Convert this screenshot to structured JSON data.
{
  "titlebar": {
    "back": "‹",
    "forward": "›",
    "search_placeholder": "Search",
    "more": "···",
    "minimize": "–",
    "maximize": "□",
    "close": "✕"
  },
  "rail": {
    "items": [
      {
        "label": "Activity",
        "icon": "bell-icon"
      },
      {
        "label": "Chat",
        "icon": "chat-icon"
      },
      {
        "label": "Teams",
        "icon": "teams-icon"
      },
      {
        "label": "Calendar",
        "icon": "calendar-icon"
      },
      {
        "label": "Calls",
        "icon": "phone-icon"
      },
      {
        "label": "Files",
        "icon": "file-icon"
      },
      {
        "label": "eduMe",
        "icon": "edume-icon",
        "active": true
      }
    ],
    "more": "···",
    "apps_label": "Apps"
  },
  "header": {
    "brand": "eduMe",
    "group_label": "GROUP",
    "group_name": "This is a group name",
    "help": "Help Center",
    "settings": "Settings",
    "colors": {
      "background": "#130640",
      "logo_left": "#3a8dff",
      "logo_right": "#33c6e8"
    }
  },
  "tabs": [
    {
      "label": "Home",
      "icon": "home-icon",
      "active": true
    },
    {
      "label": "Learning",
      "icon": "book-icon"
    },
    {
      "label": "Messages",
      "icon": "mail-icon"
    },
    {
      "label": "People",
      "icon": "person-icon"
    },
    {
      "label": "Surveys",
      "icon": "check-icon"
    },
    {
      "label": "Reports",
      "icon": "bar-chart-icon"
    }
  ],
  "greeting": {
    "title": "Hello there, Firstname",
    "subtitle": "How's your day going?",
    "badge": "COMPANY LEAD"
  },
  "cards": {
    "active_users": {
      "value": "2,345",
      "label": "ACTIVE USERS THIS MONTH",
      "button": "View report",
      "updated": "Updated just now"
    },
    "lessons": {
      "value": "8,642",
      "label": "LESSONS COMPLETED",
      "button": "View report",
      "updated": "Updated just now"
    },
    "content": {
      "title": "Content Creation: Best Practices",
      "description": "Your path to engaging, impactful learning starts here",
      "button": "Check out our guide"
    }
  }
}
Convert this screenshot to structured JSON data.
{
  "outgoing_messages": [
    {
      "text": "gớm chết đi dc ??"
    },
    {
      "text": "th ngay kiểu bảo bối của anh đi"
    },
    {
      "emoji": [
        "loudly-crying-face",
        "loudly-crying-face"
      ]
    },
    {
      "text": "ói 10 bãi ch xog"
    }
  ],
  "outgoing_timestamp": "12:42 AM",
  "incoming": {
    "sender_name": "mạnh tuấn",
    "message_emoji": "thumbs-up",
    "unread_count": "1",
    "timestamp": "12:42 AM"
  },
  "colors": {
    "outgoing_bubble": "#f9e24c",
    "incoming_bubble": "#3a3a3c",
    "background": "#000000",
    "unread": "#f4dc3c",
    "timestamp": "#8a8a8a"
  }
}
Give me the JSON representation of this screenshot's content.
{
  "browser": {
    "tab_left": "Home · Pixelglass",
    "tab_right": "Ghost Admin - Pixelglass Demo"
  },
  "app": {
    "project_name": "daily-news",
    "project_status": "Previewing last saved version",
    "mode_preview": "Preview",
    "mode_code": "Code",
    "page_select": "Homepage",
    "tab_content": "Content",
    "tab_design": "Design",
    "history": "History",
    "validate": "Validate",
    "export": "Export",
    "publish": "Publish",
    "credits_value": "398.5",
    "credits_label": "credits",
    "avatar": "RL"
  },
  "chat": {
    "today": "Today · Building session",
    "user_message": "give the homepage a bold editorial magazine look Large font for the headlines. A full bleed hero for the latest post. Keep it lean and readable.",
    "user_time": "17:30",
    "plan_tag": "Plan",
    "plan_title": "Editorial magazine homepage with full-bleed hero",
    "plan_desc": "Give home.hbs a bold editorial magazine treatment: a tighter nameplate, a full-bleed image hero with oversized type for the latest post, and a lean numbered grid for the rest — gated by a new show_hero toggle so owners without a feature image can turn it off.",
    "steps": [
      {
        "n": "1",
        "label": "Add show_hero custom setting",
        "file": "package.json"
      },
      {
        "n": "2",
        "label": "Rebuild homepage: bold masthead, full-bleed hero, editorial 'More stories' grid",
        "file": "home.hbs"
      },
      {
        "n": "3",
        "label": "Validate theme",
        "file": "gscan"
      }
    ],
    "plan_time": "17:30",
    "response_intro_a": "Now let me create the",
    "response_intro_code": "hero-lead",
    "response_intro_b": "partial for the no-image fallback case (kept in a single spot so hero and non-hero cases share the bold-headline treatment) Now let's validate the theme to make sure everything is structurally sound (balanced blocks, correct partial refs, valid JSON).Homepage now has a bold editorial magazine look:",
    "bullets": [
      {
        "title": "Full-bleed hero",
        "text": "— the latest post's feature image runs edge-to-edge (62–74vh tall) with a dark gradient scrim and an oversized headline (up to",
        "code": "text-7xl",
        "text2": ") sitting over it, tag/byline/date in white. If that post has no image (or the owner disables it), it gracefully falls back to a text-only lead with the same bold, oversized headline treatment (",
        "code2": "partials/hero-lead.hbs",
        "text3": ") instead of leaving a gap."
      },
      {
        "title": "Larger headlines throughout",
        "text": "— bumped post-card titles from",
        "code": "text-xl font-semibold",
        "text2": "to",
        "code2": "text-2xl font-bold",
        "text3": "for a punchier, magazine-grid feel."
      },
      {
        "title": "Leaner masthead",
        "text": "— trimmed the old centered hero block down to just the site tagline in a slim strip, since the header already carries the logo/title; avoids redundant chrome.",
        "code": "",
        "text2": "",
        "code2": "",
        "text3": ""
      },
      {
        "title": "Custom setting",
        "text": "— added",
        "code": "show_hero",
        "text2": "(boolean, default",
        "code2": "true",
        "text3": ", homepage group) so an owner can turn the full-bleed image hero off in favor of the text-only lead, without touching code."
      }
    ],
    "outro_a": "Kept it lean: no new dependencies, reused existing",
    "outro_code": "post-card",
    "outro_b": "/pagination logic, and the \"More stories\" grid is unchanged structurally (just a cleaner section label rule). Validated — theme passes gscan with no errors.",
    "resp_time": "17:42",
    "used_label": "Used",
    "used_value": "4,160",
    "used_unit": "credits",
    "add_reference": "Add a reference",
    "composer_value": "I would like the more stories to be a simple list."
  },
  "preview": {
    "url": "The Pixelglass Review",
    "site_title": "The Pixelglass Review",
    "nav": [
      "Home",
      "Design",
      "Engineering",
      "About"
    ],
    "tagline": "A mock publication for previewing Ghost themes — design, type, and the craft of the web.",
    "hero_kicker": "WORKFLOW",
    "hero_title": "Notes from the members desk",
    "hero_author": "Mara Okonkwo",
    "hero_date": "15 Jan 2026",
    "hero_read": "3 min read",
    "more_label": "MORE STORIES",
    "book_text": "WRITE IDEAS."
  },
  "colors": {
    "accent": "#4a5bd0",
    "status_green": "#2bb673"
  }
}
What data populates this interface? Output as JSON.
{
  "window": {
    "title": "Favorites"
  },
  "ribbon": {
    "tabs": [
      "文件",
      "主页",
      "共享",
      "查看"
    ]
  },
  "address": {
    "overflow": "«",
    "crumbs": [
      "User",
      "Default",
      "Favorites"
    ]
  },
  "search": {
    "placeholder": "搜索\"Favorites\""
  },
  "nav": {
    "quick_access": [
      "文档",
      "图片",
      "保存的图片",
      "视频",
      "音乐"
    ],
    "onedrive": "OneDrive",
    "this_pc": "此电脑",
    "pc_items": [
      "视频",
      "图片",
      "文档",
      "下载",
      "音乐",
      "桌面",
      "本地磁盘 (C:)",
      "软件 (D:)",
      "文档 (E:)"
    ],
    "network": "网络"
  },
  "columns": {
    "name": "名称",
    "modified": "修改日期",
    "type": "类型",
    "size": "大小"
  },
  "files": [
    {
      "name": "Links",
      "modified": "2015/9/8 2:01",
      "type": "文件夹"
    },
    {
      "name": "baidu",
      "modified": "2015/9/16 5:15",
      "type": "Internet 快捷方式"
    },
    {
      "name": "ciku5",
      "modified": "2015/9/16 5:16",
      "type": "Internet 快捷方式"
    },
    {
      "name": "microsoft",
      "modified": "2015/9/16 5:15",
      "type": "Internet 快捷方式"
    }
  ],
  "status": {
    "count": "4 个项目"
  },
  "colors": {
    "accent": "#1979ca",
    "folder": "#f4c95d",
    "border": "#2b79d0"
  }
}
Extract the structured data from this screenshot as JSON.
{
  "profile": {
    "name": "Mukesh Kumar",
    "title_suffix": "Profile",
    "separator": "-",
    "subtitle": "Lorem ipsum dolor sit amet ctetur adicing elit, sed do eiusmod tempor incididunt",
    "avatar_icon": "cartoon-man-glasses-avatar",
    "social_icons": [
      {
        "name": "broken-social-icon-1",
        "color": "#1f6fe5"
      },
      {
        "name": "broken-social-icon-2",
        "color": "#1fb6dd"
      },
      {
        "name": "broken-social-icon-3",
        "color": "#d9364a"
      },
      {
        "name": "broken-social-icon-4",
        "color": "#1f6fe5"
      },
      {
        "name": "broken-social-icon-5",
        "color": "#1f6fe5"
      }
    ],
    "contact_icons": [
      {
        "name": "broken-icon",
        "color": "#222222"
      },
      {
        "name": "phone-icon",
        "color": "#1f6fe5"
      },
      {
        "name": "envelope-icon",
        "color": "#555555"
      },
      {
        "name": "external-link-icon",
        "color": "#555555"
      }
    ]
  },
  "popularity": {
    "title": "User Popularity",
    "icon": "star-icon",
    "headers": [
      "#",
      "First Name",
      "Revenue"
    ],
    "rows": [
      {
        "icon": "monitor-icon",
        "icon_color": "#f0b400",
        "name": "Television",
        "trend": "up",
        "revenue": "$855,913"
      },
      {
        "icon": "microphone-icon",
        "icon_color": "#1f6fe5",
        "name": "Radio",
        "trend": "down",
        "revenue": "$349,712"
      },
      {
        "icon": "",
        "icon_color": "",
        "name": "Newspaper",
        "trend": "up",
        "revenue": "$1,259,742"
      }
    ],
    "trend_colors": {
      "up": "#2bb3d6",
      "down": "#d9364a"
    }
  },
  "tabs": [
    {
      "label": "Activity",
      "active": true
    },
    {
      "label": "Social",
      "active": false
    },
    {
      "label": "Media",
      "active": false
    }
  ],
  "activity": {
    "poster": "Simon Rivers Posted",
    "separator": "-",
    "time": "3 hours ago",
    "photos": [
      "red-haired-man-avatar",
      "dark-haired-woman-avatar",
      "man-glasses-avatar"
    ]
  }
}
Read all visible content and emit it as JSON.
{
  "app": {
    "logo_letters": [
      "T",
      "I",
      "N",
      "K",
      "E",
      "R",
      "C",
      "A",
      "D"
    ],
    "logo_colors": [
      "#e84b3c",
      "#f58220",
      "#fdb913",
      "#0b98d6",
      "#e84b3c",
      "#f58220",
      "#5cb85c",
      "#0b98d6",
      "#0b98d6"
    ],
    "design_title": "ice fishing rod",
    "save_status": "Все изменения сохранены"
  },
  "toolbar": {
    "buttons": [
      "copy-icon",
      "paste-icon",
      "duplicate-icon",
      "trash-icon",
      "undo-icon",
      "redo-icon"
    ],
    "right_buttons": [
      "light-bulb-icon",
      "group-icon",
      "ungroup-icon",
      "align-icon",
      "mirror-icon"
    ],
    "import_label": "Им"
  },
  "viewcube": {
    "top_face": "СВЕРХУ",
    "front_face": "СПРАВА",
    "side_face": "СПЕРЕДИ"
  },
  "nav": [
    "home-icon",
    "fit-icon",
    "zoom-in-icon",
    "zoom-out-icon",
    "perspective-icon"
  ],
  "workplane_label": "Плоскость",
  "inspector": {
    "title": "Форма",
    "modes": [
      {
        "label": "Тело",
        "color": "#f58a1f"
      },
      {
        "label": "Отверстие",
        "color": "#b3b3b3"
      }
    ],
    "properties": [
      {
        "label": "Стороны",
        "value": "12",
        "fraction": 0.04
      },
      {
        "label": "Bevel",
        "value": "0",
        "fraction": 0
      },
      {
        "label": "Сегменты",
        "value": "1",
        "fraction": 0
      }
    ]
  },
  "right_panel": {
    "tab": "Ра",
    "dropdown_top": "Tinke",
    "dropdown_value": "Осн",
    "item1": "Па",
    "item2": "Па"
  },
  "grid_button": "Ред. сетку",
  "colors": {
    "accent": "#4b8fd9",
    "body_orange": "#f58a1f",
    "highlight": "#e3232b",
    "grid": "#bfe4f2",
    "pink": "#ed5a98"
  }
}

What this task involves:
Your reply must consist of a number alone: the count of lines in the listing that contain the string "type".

Task response:
7